▶ [Dataset rows describing interfaces]
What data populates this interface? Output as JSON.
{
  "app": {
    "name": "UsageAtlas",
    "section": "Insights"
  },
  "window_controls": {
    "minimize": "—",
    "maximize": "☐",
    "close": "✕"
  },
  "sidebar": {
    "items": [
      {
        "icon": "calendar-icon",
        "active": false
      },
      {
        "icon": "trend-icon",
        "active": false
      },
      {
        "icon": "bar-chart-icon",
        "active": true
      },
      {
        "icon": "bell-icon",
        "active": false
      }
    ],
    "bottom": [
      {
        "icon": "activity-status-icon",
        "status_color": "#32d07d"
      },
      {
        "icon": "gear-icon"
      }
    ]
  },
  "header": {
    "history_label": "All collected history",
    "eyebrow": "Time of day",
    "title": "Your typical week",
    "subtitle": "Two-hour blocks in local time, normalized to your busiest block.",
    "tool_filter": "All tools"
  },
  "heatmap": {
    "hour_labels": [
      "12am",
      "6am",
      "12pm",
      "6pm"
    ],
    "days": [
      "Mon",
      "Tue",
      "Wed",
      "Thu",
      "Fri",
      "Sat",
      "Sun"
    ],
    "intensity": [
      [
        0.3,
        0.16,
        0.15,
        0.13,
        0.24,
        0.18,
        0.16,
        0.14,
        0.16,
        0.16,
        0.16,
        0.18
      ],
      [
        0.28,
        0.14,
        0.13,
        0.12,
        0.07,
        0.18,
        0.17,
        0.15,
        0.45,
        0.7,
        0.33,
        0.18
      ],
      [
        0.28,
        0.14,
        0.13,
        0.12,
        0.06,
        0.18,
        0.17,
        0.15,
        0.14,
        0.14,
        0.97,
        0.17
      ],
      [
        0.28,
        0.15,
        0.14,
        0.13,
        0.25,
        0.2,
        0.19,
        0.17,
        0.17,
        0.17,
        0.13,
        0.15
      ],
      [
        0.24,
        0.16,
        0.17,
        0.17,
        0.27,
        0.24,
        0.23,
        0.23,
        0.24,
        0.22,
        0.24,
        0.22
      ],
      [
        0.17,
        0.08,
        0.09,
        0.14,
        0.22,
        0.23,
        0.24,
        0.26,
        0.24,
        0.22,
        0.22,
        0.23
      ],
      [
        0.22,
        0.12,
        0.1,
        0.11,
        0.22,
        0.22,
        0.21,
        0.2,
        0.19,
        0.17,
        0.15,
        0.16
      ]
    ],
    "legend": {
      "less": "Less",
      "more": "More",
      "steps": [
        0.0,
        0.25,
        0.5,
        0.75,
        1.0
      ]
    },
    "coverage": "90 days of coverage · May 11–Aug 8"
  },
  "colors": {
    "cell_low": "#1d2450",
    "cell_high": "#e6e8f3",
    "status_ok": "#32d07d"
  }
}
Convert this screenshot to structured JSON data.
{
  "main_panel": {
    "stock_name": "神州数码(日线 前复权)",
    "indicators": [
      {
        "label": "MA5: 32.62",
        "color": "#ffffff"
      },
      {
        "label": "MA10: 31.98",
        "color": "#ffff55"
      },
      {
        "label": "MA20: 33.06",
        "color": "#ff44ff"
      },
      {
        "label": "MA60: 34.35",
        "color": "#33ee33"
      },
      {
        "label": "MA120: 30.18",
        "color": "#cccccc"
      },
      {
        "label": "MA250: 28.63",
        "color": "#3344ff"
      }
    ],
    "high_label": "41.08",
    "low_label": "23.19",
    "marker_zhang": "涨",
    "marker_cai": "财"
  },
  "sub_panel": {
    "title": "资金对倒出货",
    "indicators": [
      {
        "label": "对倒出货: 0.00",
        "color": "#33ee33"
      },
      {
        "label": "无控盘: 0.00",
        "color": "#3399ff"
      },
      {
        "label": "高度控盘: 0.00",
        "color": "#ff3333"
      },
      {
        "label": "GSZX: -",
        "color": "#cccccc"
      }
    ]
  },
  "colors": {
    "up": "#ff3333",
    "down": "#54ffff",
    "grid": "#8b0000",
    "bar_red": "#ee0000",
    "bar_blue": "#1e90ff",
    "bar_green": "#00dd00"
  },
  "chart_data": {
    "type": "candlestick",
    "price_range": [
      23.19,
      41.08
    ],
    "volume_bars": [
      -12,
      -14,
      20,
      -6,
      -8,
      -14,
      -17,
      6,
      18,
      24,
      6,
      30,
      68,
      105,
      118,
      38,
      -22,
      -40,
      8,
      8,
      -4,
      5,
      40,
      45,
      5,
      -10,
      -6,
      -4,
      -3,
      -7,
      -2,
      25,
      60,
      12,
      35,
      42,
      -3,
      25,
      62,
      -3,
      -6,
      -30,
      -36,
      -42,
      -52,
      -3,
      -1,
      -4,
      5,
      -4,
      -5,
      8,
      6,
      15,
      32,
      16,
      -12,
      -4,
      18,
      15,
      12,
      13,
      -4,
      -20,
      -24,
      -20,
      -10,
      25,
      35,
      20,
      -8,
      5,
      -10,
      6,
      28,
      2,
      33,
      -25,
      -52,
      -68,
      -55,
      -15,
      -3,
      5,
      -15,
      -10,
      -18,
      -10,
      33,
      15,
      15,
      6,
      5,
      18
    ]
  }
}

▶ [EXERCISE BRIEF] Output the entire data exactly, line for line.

▶ [FINAL ANSWER]
What data populates this interface? Output as JSON.
{
  "app": {
    "name": "UsageAtlas",
    "section": "Insights"
  },
  "window_controls": {
    "minimize": "—",
    "maximize": "☐",
    "close": "✕"
  },
  "sidebar": {
    "items": [
      {
        "icon": "calendar-icon",
        "active": false
      },
      {
        "icon": "trend-icon",
        "active": false
      },
      {
        "icon": "bar-chart-icon",
        "active": true
      },
      {
        "icon": "bell-icon",
        "active": false
      }
    ],
    "bottom": [
      {
        "icon": "activity-status-icon",
        "status_color": "#32d07d"
      },
      {
        "icon": "gear-icon"
      }
    ]
  },
  "header": {
    "history_label": "All collected history",
    "eyebrow": "Time of day",
    "title": "Your typical week",
    "subtitle": "Two-hour blocks in local time, normalized to your busiest block.",
    "tool_filter": "All tools"
  },
  "heatmap": {
    "hour_labels": [
      "12am",
      "6am",
      "12pm",
      "6pm"
    ],
    "days": [
      "Mon",
      "Tue",
      "Wed",
      "Thu",
      "Fri",
      "Sat",
      "Sun"
    ],
    "intensity": [
      [
        0.3,
        0.16,
        0.15,
        0.13,
        0.24,
        0.18,
        0.16,
        0.14,
        0.16,
        0.16,
        0.16,
        0.18
      ],
      [
        0.28,
        0.14,
        0.13,
        0.12,
        0.07,
        0.18,
        0.17,
        0.15,
        0.45,
        0.7,
        0.33,
        0.18
      ],
      [
        0.28,
        0.14,
        0.13,
        0.12,
        0.06,
        0.18,
        0.17,
        0.15,
        0.14,
        0.14,
        0.97,
        0.17
      ],
      [
        0.28,
        0.15,
        0.14,
        0.13,
        0.25,
        0.2,
        0.19,
        0.17,
        0.17,
        0.17,
        0.13,
        0.15
      ],
      [
        0.24,
        0.16,
        0.17,
        0.17,
        0.27,
        0.24,
        0.23,
        0.23,
        0.24,
        0.22,
        0.24,
        0.22
      ],
      [
        0.17,
        0.08,
        0.09,
        0.14,
        0.22,
        0.23,
        0.24,
        0.26,
        0.24,
        0.22,
        0.22,
        0.23
      ],
      [
        0.22,
        0.12,
        0.1,
        0.11,
        0.22,
        0.22,
        0.21,
        0.2,
        0.19,
        0.17,
        0.15,
        0.16
      ]
    ],
    "legend": {
      "less": "Less",
      "more": "More",
      "steps": [
        0.0,
        0.25,
        0.5,
        0.75,
        1.0
      ]
    },
    "coverage": "90 days of coverage · May 11–Aug 8"
  },
  "colors": {
    "cell_low": "#1d2450",
    "cell_high": "#e6e8f3",
    "status_ok": "#32d07d"
  }
}
Convert this screenshot to structured JSON data.
{
  "main_panel": {
    "stock_name": "神州数码(日线 前复权)",
    "indicators": [
      {
        "label": "MA5: 32.62",
        "color": "#ffffff"
      },
      {
        "label": "MA10: 31.98",
        "color": "#ffff55"
      },
      {
        "label": "MA20: 33.06",
        "color": "#ff44ff"
      },
      {
        "label": "MA60: 34.35",
        "color": "#33ee33"
      },
      {
        "label": "MA120: 30.18",
        "color": "#cccccc"
      },
      {
        "label": "MA250: 28.63",
        "color": "#3344ff"
      }
    ],
    "high_label": "41.08",
    "low_label": "23.19",
    "marker_zhang": "涨",
    "marker_cai": "财"
  },
  "sub_panel": {
    "title": "资金对倒出货",
    "indicators": [
      {
        "label": "对倒出货: 0.00",
        "color": "#33ee33"
      },
      {
        "label": "无控盘: 0.00",
        "color": "#3399ff"
      },
      {
        "label": "高度控盘: 0.00",
        "color": "#ff3333"
      },
      {
        "label": "GSZX: -",
        "color": "#cccccc"
      }
    ]
  },
  "colors": {
    "up": "#ff3333",
    "down": "#54ffff",
    "grid": "#8b0000",
    "bar_red": "#ee0000",
    "bar_blue": "#1e90ff",
    "bar_green": "#00dd00"
  },
  "chart_data": {
    "type": "candlestick",
    "price_range": [
      23.19,
      41.08
    ],
    "volume_bars": [
      -12,
      -14,
      20,
      -6,
      -8,
      -14,
      -17,
      6,
      18,
      24,
      6,
      30,
      68,
      105,
      118,
      38,
      -22,
      -40,
      8,
      8,
      -4,
      5,
      40,
      45,
      5,
      -10,
      -6,
      -4,
      -3,
      -7,
      -2,
      25,
      60,
      12,
      35,
      42,
      -3,
      25,
      62,
      -3,
      -6,
      -30,
      -36,
      -42,
      -52,
      -3,
      -1,
      -4,
      5,
      -4,
      -5,
      8,
      6,
      15,
      32,
      16,
      -12,
      -4,
      18,
      15,
      12,
      13,
      -4,
      -20,
      -24,
      -20,
      -10,
      25,
      35,
      20,
      -8,
      5,
      -10,
      6,
      28,
      2,
      33,
      -25,
      -52,
      -68,
      -55,
      -15,
      -3,
      5,
      -15,
      -10,
      -18,
      -10,
      33,
      15,
      15,
      6,
      5,
      18
    ]
  }
}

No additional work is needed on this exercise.